A reviewing court is thus met with the "clearly erroneous" rule. Even this rule scarcely applies because no different findings could have been supported. The majority finds a failure on the part of the trial court "to make a specific finding as to wrongful conduct on the part of the bank as a basis of its liability." Exactly how this could have been done by a court convinced that there was no wrongful conduct is not revealed. The majority opinion seems to recognize this in its own "finding that the transaction of November 5, 1956, did not divest the bankrupt from the ownership of the funds in the bank at that time and the same constituted a change of name in the account rather than a transfer of the title thereto." Therefore, the opinion holds that "ownership of the account remained in the bankrupt until November 7, 1956, when the petition in bankruptcy was filed." Attention, thus, must be focused on the legal situation as it existed on November 7, 1956. The account, according to the majority, was still in Capitol; S. Koenig, despite his resignation, so far as the Bank was concerned was still the Treasurer; and because no notice of bankruptcy had been received, the funds of Capitol were not under restraint. The same reason given by the majority for holding valid the checks paid before November 7th would apply equally well to the checks drawn thereafter but for the bankruptcy petition. However, the proof is unchallenged that the Bank had no notice of the petition.

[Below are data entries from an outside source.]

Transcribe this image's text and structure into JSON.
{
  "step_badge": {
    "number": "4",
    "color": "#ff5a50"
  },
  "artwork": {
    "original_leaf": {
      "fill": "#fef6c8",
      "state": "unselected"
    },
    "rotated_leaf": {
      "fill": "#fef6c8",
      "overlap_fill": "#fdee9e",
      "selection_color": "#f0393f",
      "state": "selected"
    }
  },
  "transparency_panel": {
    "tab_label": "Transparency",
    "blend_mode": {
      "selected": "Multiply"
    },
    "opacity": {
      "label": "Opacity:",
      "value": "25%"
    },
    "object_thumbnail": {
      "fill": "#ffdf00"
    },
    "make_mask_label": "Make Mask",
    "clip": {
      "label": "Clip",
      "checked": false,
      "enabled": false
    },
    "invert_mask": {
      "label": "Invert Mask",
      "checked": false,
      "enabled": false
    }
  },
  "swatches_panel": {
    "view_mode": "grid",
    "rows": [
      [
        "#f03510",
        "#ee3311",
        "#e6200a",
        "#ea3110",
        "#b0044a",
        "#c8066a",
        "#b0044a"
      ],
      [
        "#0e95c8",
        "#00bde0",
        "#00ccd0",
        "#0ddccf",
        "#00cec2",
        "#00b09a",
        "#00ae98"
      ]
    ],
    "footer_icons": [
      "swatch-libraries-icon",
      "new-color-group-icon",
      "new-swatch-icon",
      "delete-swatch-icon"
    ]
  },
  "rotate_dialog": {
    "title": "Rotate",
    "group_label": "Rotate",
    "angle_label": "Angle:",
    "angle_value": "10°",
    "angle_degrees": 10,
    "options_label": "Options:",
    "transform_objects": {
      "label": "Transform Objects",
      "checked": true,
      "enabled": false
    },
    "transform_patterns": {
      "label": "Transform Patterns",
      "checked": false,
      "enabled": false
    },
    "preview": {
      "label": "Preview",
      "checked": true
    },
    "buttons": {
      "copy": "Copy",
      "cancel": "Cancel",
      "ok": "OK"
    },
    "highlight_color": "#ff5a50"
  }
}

Section 70, sub. d(2) of the Bankruptcy Act provides:
"(2) A person indebted to the bankrupt or holding property of the bankrupt may, if acting in good faith, pay such indebtedness or deliver such property, or any part thereof, to the bankrupt or upon his order, with the same effect as if the bankruptcy were not pending;"
To take this protection away from the Bank, the majority rely upon Koenig's resignation on November 5th, of which the Bank had no notice. This fact they avoid by the fact that the Bank acted on the "oral, individual and personal authorization of Koenig to charge the special account with the checks involved." The conclusion is that the checks were not paid "upon his (the bankrupt's) order" (Sec. 70, sub. d(2)). But this result is completely at variance with the majority's new finding that the transaction of November 5, 1956, did not divest the bankrupt of ownership. A relationship of debtor and creditor must, therefore, have continued and the "Special Account" theory has no factual support. Furthermore, the very same type of authorization used to justify the payment of the $7,497.14 applies equally to the $12,662.31.
The proposed judgment is also baffling because if the Bank may proceed to recover "that portion of the funds, represented by the judgment to be entered, which have been used in the payment of the bankrupt's legitimate obligations," why cannot the trial court on the remand determine as it has already done that all checks were honored for such purpose? What then becomes of the Trustee's judgment?
Upon the facts here presented, I believe the trial court's conclusion to be in conformity with the applicable principles of law and, hence, I would affirm.
Quotations from opinion below